__Task instructions__. Tell how many lines in the data contain the word "page", and leave out everything else.

__Input records__.
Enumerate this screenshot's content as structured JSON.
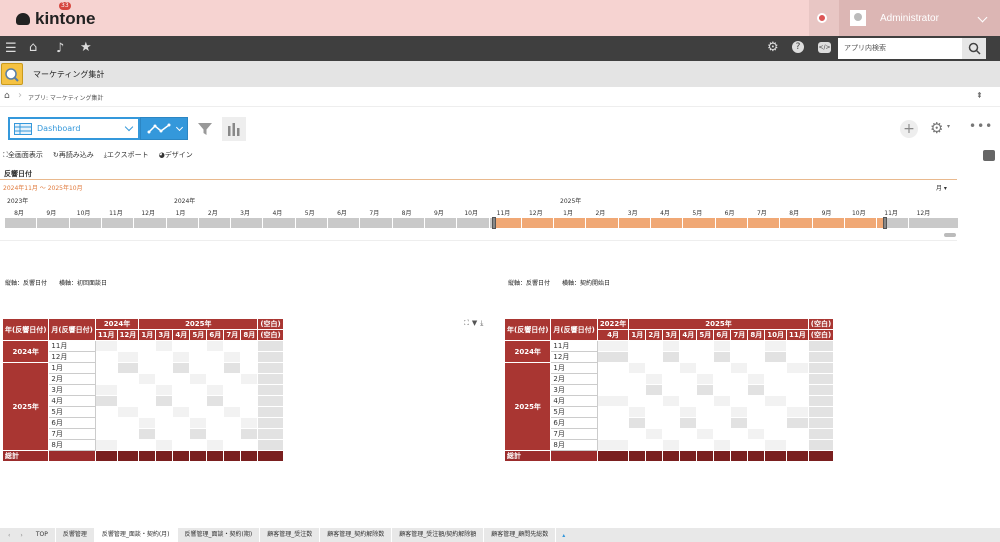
{
  "header": {
    "logo": "kintone",
    "user": "Administrator"
  },
  "nav": {
    "notif_count": "33",
    "search_placeholder": "アプリ内検索"
  },
  "app": {
    "title": "マーケティング集計",
    "breadcrumb": "アプリ: マーケティング集計"
  },
  "toolbar": {
    "view": "Dashboard"
  },
  "subbar": {
    "full": "全画面表示",
    "reload": "再読み込み",
    "export": "エクスポート",
    "design": "デザイン"
  },
  "timeline": {
    "field": "反響日付",
    "range": "2024年11月 〜 2025年10月",
    "unit": "月",
    "years": [
      "2023年",
      "2024年",
      "2025年"
    ],
    "months": [
      "8月",
      "9月",
      "10月",
      "11月",
      "12月",
      "1月",
      "2月",
      "3月",
      "4月",
      "5月",
      "6月",
      "7月",
      "8月",
      "9月",
      "10月",
      "11月",
      "12月",
      "1月",
      "2月",
      "3月",
      "4月",
      "5月",
      "6月",
      "7月",
      "8月",
      "9月",
      "10月",
      "11月",
      "12月"
    ],
    "selection_start_fraction": 0.514,
    "selection_end_fraction": 0.924
  },
  "pivot_left": {
    "caption": "縦軸：反響日付　　横軸：初回面談日",
    "col_h1": "年(反響日付)",
    "col_h2": "月(反響日付)",
    "years": [
      "2024年",
      "2025年",
      "(空白)"
    ],
    "months": [
      "11月",
      "12月",
      "1月",
      "3月",
      "4月",
      "5月",
      "6月",
      "7月",
      "8月",
      "(空白)"
    ],
    "row_year_1": "2024年",
    "row_year_2": "2025年",
    "rows": [
      "11月",
      "12月",
      "1月",
      "2月",
      "3月",
      "4月",
      "5月",
      "6月",
      "7月",
      "8月"
    ],
    "total": "総計"
  },
  "pivot_right": {
    "caption": "縦軸：反響日付　　横軸：契約開始日",
    "col_h1": "年(反響日付)",
    "col_h2": "月(反響日付)",
    "years": [
      "2022年",
      "2025年",
      "(空白)"
    ],
    "months": [
      "4月",
      "1月",
      "2月",
      "3月",
      "4月",
      "5月",
      "6月",
      "7月",
      "8月",
      "10月",
      "11月",
      "(空白)"
    ],
    "row_year_1": "2024年",
    "row_year_2": "2025年",
    "rows": [
      "11月",
      "12月",
      "1月",
      "2月",
      "3月",
      "4月",
      "5月",
      "6月",
      "7月",
      "8月"
    ],
    "total": "総計"
  },
  "tabs": [
    "TOP",
    "反響管理",
    "反響管理_面談・契約(月)",
    "反響管理_面談・契約(期)",
    "顧客管理_受注数",
    "顧客管理_契約解除数",
    "顧客管理_受注額/契約解除額",
    "顧客管理_顧問先総数"
  ]
}
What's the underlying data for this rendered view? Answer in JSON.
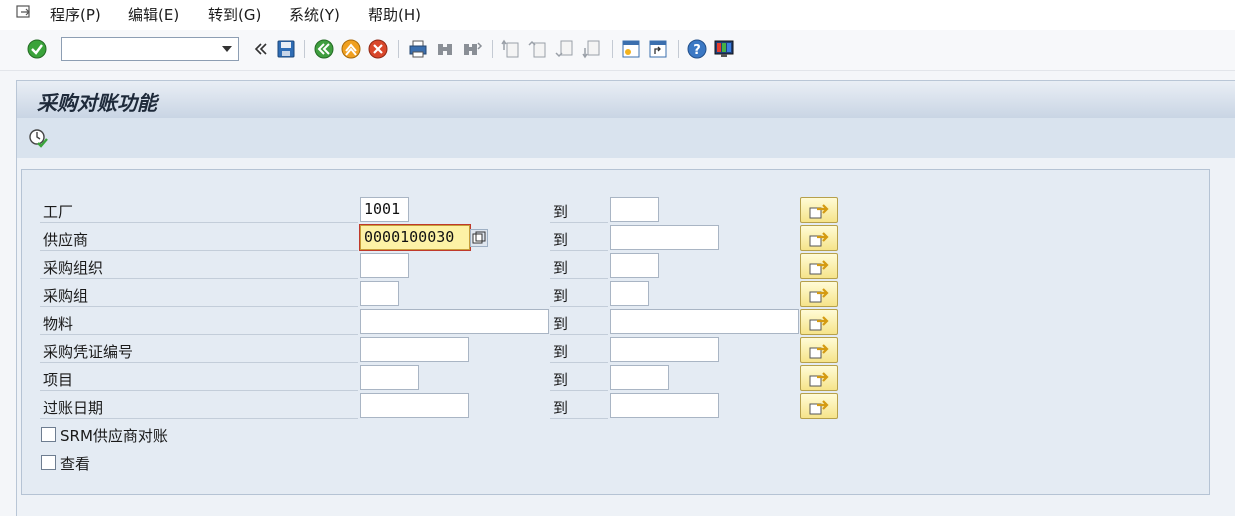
{
  "menu": {
    "items": [
      {
        "label": "程序(P)",
        "icon": "program-icon"
      },
      {
        "label": "编辑(E)"
      },
      {
        "label": "转到(G)"
      },
      {
        "label": "系统(Y)"
      },
      {
        "label": "帮助(H)"
      }
    ]
  },
  "toolbar": {
    "command_field_value": "",
    "icons": [
      "enter-icon",
      "command-dropdown-icon",
      "collapse-icon",
      "save-icon",
      "back-icon",
      "exit-icon",
      "cancel-icon",
      "print-icon",
      "find-icon",
      "find-next-icon",
      "first-page-icon",
      "previous-page-icon",
      "next-page-icon",
      "last-page-icon",
      "create-session-icon",
      "shortcut-icon",
      "help-icon",
      "layout-menu-icon"
    ]
  },
  "page": {
    "title": "采购对账功能"
  },
  "appbar": {
    "icons": [
      "execute-icon"
    ]
  },
  "selection": {
    "to_label": "到",
    "rows": [
      {
        "label": "工厂",
        "low": "1001",
        "high": ""
      },
      {
        "label": "供应商",
        "low": "0000100030",
        "high": ""
      },
      {
        "label": "采购组织",
        "low": "",
        "high": ""
      },
      {
        "label": "采购组",
        "low": "",
        "high": ""
      },
      {
        "label": "物料",
        "low": "",
        "high": ""
      },
      {
        "label": "采购凭证编号",
        "low": "",
        "high": ""
      },
      {
        "label": "项目",
        "low": "",
        "high": ""
      },
      {
        "label": "过账日期",
        "low": "",
        "high": ""
      }
    ],
    "checkboxes": [
      {
        "label": "SRM供应商对账",
        "checked": false
      },
      {
        "label": "查看",
        "checked": false
      }
    ]
  },
  "colors": {
    "focus_field": "#fdf2a6",
    "multi_select_button": "#f6e48a",
    "title_gradient": "#c9d5e4"
  }
}
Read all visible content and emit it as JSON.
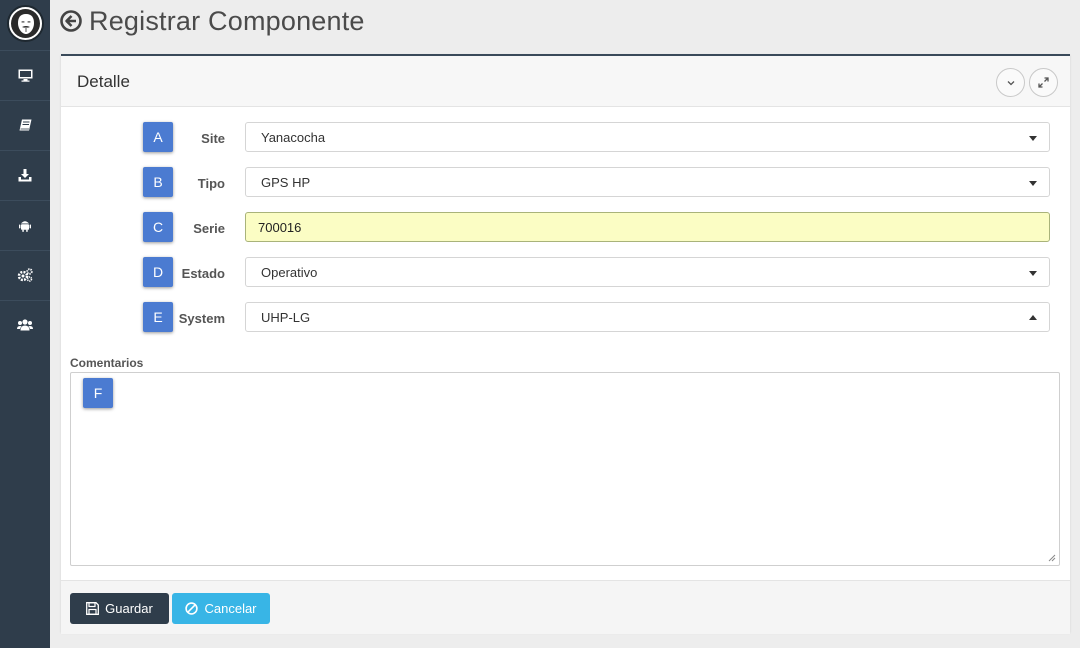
{
  "page": {
    "title": "Registrar Componente"
  },
  "sidebar": {
    "logo_icon": "anonymous-mask-logo",
    "items": [
      {
        "icon": "desktop-icon"
      },
      {
        "icon": "book-icon"
      },
      {
        "icon": "download-icon"
      },
      {
        "icon": "android-icon"
      },
      {
        "icon": "gears-icon"
      },
      {
        "icon": "users-icon"
      }
    ]
  },
  "panel": {
    "title": "Detalle",
    "tools": [
      "collapse-icon",
      "expand-icon"
    ]
  },
  "form": {
    "site": {
      "badge": "A",
      "label": "Site",
      "value": "Yanacocha"
    },
    "tipo": {
      "badge": "B",
      "label": "Tipo",
      "value": "GPS HP"
    },
    "serie": {
      "badge": "C",
      "label": "Serie",
      "value": "700016"
    },
    "estado": {
      "badge": "D",
      "label": "Estado",
      "value": "Operativo"
    },
    "system": {
      "badge": "E",
      "label": "System",
      "value": "UHP-LG"
    },
    "comentarios": {
      "badge": "F",
      "label": "Comentarios",
      "value": ""
    }
  },
  "footer": {
    "save_label": "Guardar",
    "cancel_label": "Cancelar"
  },
  "colors": {
    "sidebar": "#2f3d4b",
    "badge": "#4b7bd1",
    "highlight_input": "#fbfdc4",
    "cancel_button": "#38b5e6"
  }
}
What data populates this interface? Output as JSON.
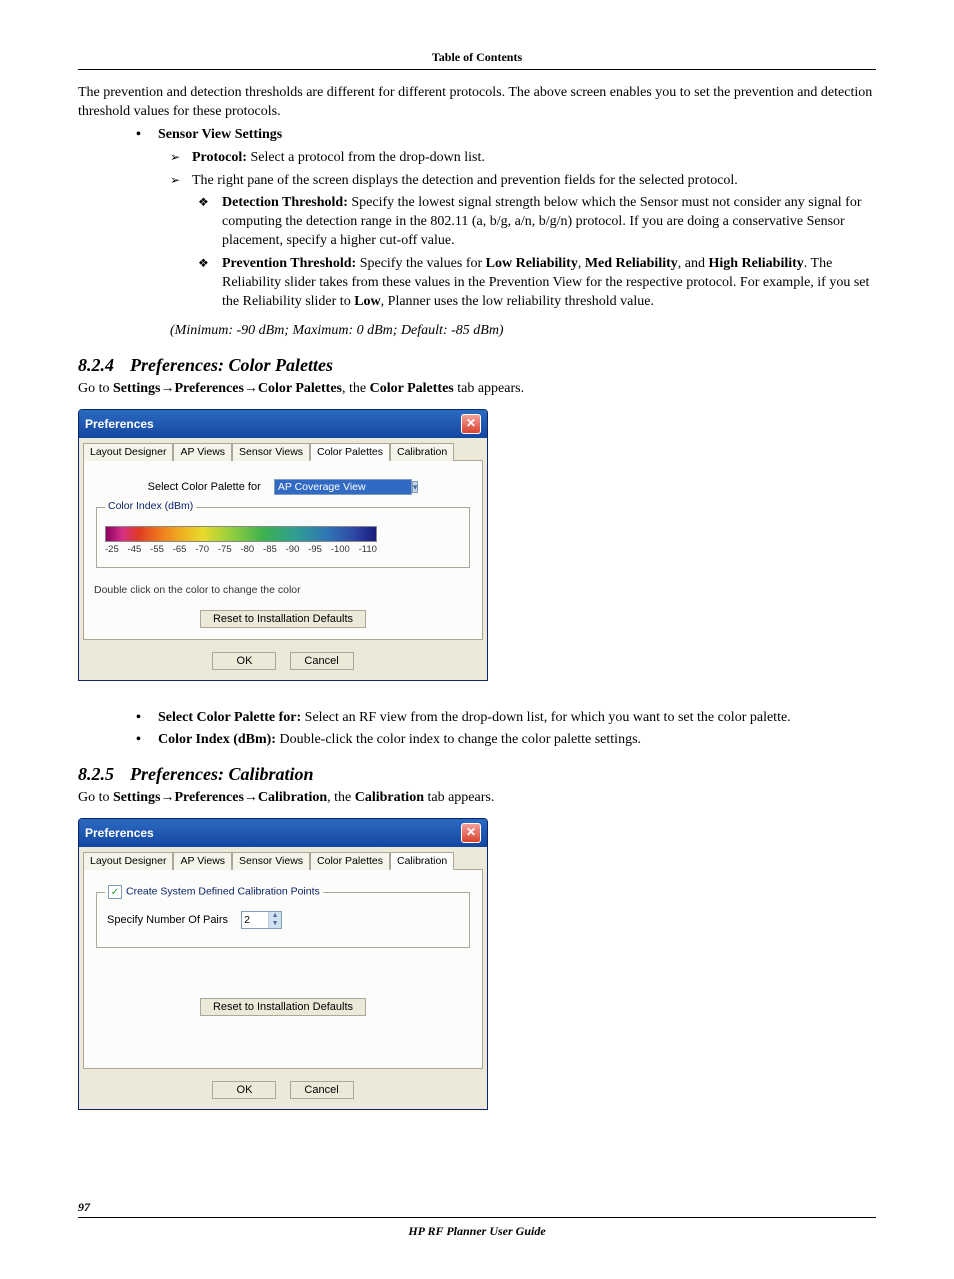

__Response below__. 6